    Faith–glad to hear your husband is doing better.

  • Great to see you here, John. And as A.J. says, you really are the perfect person to write this, not only because you have seized opportunities, but also because you always bring positive energy to whatever room or crowd you’re in. That’s a gift. I made up my mind with THIeFTAKER that I would not leave any opportunities on the table. I was going to work my tail off — either the book would do well or not, but if the results weren’t what I wanted, it wouldn’t be because I didn’t try to make it happen. The jury is still out on how it’s done, but I feel good about how I’ve taken control of the process, and that in and of itself is worth something.

  • Great post John and I second everything you’ve said. I’ve gotten a lot of opportunities just from hanging out and from asking questions. I recently published a short story in a new online literary journal called Drafthorse (check it out, it’s pretty cool–on “work and no work.”) I met the editor at a conference and asked if they would be interested in a spec fic story (’cause it’s a literary journal). She said “sure! Send it!” So I did. And they took it. 🙂

    Asking to help folks is a good way to do stuff–even if you’re scared to do it. I certainly was. It took half a (really strong) drink at FandomFest for me to look at John and say “hey, can I help edit Big Bad? I’ll do it for free.” And, as he mentioned, it turned into something even bigger. And he offered to pay me, which is nice. 🙂 (Thanks, btw.)

    Daniel> Context in Columbus is a really cool conference–or it was a few years ago when I went. Small, lots of helpful folks, a lot of fun. One author I know met her publisher there years ago and is no pubbing with pocket books. Definitely check ’em out if you can!

  • Gypsyharper

    So far I’ve only been to MISCON, which is my local Con, but I go every year and love it. I’m pretty shy, at least until I get to know people, so actually meeting people is difficult, but I think I’m getting better. Diving into the commenting communtity here at MW was actually kind of a big step for me, but everyone has been so kind and welcoming that it’s really fun. I would love to make it out to ConCarolinas at some point to meet you all.
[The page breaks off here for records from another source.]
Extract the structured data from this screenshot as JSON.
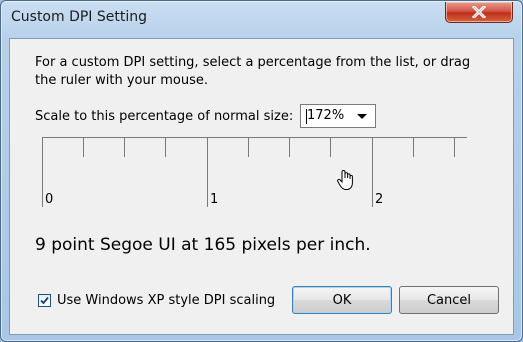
{
  "window": {
    "title": "Custom DPI Setting",
    "close_icon": "close-icon"
  },
  "dialog": {
    "instructions": "For a custom DPI setting, select a percentage from the list, or drag the ruler with your mouse.",
    "scale_label": "Scale to this percentage of normal size:",
    "scale_value": "172%",
    "ruler_labels": [
      "0",
      "1",
      "2"
    ],
    "sample_text": "9 point Segoe UI at 165 pixels per inch.",
    "checkbox_label": "Use Windows XP style DPI scaling",
    "checkbox_checked": true,
    "ok_label": "OK",
    "cancel_label": "Cancel"
  }
}
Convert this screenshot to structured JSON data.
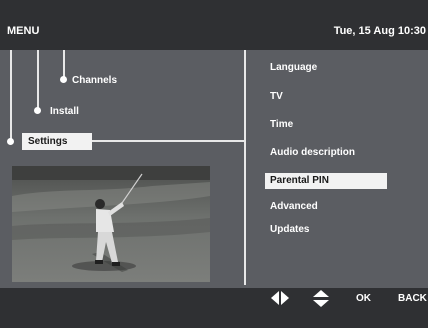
{
  "header": {
    "title": "MENU",
    "datetime": "Tue, 15 Aug 10:30"
  },
  "tree": {
    "level1": "Channels",
    "level2": "Install",
    "level3": "Settings"
  },
  "submenu": {
    "items": [
      "Language",
      "TV",
      "Time",
      "Audio description",
      "Parental PIN",
      "Advanced",
      "Updates"
    ],
    "selected": "Parental PIN"
  },
  "footer": {
    "left_right_icon": "left-right-arrows-icon",
    "up_down_icon": "up-down-arrows-icon",
    "ok_label": "OK",
    "back_label": "BACK"
  },
  "colors": {
    "background": "#5b5d62",
    "bars": "#2f3033",
    "highlight": "#f2f2f2"
  }
}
    My writing partner and I started our own critique group, as there wasn’t really one in the area (at least, not that we knew of) for fantasy/science fiction writers. I only recently started writing again after a loooong hiatus and am really just trying to get into good writing habits, get stuff written (I guess those are kind of the same thing) and meet other writers – online as well as in person. Thanks for the great ideas!

  • Great post John! It links in my mind to John Scalzi’s recent blog post about being a self-made man in which he thanked all the people who helped him get where he is today. I never would have gone to cons for writing contacts if PeaFaerie hadn’t convinced me to go with her. I wouldn’t have learned as much or as soon about writing if I hadn’t attended panels and workshops with the MW writers. I would have quit trying several times over the years if I didn’t have a writing partner (Pea again) who’s relentlessly optimistic. I wouldn’t have sold the short stories I’ve sold or gotten positive query responses without honest feedback from the betas. And I would never have pitched that antho idea on my own – it took J Mulvihill saying “yeah! great idea” and then poking John. Every time I’ve succeeded in my career as a writer it’s been because I was involved in some sort of a mutually helpful relationship. I think Ed Schubert said something similar about networking a while back – don’t go to to cons looking for someone to help you, but looking for opportunities to click with other like minded people and help them out. That’s when networking succeeds and opportunities get made.

  • You all raise some good points, and it’s more than just cons, too. There are opportunities locally, and it’s cool to see some of you making your own instead of waiting for things to come to you. Remember, it’s YOUR career, and no one will be more interested in your career than you will. And hey, if there’s anything I can do to help out, let me know. Y’all know where to find me!